**PROBLEM REQUIREMENTS**
Tally the lines of the data below that contain the string "department". Give the tally and nothing else.
** Opening TASK MATERIAL block **
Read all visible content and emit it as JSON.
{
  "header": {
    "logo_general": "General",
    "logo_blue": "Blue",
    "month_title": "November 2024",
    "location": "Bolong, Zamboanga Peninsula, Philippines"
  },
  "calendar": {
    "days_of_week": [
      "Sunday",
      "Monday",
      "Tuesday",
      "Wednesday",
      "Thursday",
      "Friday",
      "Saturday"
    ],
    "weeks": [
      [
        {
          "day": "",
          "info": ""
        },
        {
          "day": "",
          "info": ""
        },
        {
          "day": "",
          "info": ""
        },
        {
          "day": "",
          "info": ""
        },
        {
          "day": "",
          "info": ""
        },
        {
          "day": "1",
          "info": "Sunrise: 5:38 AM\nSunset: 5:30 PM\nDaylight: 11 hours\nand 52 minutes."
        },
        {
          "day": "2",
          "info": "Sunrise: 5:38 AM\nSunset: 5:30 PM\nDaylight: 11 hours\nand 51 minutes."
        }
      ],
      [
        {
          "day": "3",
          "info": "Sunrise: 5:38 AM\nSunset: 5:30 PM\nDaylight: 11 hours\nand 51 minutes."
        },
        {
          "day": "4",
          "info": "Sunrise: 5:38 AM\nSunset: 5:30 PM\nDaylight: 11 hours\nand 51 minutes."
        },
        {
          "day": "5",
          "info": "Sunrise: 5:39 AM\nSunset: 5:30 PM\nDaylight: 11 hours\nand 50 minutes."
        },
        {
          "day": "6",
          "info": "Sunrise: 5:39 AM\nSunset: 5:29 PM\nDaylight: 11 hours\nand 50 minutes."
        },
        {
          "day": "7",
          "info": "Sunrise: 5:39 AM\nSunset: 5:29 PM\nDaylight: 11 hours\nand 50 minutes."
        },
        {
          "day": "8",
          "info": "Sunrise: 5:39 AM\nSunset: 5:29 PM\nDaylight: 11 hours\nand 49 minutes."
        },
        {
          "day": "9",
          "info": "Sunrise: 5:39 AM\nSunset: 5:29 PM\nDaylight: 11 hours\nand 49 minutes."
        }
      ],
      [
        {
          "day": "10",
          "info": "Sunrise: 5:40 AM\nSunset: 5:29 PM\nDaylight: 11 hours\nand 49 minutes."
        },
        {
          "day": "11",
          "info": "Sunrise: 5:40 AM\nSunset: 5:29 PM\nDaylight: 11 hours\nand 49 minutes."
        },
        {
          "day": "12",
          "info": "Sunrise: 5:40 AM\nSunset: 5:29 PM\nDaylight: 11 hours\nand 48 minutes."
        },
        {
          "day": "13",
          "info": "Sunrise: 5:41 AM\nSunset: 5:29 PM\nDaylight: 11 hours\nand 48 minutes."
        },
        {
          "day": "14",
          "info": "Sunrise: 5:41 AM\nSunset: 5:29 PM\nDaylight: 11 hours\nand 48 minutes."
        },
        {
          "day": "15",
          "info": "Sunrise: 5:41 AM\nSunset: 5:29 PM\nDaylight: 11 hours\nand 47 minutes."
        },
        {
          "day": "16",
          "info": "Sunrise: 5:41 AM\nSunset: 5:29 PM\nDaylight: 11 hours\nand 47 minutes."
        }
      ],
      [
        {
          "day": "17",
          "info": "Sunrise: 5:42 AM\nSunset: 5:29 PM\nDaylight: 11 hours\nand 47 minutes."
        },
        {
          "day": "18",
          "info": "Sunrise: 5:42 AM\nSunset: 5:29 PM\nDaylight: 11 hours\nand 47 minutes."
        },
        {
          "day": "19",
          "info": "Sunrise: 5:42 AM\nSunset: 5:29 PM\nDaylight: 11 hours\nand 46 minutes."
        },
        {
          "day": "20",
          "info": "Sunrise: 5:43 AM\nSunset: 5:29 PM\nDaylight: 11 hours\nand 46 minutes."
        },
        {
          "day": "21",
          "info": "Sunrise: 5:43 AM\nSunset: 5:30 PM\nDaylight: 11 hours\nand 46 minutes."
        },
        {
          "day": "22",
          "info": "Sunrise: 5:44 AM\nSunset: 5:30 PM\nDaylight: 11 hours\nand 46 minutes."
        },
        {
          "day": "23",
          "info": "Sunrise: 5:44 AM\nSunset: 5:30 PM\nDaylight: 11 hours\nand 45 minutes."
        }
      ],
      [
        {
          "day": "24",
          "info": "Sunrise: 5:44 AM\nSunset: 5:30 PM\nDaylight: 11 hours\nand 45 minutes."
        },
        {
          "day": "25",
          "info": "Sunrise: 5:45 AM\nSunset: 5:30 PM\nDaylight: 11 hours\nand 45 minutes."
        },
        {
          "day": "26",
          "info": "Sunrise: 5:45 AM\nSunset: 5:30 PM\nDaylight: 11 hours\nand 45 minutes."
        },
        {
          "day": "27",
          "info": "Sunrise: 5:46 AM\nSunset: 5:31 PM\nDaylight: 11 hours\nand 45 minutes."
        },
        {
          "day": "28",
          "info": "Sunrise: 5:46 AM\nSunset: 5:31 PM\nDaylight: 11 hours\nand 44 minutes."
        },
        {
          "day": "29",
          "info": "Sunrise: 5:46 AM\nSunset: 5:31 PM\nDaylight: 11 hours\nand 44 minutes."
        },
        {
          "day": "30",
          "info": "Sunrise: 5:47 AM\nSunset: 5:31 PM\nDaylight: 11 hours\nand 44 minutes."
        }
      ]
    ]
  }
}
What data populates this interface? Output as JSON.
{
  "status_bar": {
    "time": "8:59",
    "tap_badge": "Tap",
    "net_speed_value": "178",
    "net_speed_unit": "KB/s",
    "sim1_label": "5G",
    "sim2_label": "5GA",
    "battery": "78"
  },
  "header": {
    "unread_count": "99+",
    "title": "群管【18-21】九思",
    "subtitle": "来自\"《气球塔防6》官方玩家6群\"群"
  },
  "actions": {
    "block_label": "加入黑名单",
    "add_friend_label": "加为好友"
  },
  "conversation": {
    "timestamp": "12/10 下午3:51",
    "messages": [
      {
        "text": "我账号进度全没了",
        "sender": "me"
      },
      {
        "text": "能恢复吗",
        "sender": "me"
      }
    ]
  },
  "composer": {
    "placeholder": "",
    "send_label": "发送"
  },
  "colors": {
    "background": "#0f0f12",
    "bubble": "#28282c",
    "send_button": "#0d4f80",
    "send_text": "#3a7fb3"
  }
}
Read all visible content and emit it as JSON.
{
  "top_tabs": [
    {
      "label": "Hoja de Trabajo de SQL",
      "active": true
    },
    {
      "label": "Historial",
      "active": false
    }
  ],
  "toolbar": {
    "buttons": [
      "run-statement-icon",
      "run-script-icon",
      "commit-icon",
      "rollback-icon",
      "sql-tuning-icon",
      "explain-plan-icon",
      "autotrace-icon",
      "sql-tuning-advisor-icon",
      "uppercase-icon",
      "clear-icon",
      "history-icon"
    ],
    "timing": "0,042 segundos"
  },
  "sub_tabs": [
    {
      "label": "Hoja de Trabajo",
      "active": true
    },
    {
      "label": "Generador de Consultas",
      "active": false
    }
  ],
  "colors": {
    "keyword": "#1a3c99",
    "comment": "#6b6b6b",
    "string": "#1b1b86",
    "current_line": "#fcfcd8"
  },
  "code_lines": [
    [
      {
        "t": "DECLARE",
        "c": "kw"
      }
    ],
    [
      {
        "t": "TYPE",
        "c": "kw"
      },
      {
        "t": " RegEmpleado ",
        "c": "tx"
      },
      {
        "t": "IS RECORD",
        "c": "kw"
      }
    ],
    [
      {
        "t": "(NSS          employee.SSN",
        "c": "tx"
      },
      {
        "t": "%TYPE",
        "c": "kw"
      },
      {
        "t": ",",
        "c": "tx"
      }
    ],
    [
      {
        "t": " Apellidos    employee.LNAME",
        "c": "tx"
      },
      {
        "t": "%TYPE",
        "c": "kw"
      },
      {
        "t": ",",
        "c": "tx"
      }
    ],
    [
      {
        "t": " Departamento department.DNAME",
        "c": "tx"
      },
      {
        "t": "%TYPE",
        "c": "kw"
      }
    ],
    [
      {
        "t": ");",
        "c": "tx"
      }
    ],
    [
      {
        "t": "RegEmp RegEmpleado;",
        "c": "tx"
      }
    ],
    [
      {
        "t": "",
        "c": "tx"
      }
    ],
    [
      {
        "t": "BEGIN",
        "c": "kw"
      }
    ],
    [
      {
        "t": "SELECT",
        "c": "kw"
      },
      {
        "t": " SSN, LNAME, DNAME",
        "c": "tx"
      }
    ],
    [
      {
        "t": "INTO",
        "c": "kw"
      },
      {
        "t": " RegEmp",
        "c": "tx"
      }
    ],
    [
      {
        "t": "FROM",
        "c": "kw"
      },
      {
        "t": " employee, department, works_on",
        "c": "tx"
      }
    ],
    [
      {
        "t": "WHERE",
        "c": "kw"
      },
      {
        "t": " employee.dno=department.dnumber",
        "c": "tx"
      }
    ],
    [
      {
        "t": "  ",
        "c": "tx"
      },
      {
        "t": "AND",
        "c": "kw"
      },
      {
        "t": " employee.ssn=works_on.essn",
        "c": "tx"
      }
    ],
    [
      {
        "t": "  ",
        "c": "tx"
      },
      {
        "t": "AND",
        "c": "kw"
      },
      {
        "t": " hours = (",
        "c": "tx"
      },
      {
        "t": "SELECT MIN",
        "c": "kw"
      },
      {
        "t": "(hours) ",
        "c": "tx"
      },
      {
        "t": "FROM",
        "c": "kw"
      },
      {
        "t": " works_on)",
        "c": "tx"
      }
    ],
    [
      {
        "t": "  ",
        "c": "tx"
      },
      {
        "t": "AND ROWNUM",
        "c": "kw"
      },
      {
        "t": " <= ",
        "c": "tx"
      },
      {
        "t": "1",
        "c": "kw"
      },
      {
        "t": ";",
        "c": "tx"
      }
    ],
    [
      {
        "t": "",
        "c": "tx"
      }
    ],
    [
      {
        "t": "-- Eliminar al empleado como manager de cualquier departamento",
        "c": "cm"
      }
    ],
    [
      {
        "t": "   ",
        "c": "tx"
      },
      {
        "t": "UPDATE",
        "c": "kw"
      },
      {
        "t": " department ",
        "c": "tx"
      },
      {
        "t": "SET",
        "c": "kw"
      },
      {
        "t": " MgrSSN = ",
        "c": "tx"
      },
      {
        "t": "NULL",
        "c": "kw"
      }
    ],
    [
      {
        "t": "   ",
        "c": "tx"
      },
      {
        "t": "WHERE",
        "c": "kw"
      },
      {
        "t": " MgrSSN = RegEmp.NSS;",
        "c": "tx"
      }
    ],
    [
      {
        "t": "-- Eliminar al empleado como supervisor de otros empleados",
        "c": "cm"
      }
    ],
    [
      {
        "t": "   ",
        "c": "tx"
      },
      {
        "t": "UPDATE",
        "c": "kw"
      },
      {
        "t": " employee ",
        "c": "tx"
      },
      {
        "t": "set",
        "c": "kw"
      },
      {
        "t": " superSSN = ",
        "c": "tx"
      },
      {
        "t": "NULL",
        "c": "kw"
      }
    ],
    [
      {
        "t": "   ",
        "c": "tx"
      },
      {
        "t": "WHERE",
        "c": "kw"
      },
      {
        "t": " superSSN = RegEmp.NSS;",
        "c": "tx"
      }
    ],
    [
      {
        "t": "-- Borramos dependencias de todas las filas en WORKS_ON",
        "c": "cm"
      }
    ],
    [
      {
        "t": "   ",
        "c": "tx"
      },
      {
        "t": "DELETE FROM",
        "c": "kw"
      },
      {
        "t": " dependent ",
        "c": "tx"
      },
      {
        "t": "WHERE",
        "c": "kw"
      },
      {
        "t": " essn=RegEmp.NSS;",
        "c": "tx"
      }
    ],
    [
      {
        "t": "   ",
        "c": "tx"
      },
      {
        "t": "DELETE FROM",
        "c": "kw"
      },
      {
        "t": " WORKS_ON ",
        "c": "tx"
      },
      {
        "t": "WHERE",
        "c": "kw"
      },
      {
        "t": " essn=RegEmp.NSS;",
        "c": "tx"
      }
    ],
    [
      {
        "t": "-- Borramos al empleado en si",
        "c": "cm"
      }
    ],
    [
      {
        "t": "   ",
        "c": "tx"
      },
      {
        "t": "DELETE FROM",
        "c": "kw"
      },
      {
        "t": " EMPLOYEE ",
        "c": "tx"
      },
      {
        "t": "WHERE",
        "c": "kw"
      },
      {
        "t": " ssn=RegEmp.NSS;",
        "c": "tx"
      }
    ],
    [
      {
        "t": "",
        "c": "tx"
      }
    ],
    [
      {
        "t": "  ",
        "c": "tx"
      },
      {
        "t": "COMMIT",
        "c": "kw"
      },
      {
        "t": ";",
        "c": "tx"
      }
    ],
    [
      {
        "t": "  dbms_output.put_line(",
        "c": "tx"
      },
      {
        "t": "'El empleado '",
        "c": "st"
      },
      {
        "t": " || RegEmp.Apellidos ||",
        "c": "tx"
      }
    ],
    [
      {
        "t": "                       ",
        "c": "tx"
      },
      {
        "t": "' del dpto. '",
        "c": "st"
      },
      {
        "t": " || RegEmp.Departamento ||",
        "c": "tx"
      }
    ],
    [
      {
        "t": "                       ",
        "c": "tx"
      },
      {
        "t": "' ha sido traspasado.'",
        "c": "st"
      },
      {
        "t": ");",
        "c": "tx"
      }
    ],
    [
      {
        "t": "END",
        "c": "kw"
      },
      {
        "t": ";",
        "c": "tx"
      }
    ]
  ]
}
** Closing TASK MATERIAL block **
**ANSWER SECTION**
4